Manila, in similar fashion, has been understandably circumspect about identifying China’s military and paramilitary presence as the enemy at the gates within Philippine territorial waters and exclusive economic zones. But instead of just letting the RAFPMP play out that may fall victim to future political leadership once again abandoning Philippine national security interests, the AFP must be the vehicle for Manila to explicitly identify a thematic enemy. It must become the proactive focus of its institutional energy to continue building up a multi-role Philippine military that can gradually pose a viable threat to any potential foreign aggressor.

Identifying climate change as the strategic adversary—albeit a thematic one—not only ensures that Philippine defense modernization programs keep moving forward, but it allows the AFP to substantially gain strength in peacetime without provoking Beijing. Militarizing the environment then becomes an ethical approach in upholding Philippine national security interests over the long-term, and pursuing multi-role modernization within Constitutional conditions for going to war and preparing for it.

About the author: Mark Payumo is a former Philippine Army Special Forces Officer and a graduate of the Philippine Military Academy. His research centers around Indo-Pacific security.

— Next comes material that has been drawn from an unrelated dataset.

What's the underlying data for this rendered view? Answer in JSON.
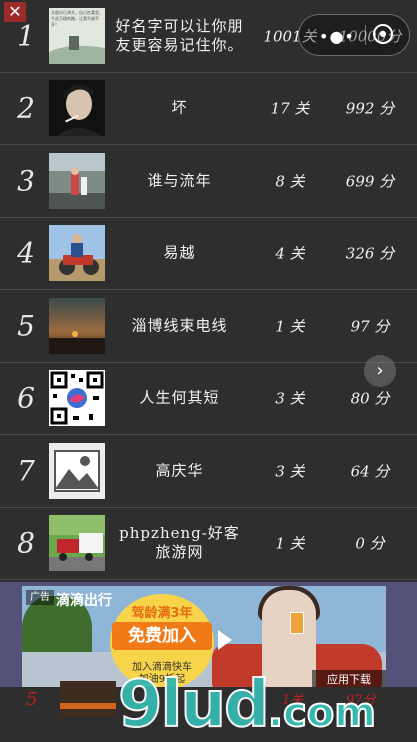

Special thanks to the Carnegie Council for Ethics in International Affairs’ Asia Dialogues Program and the Henry Luce Foundation for supporting this research on climate change in the Philippines.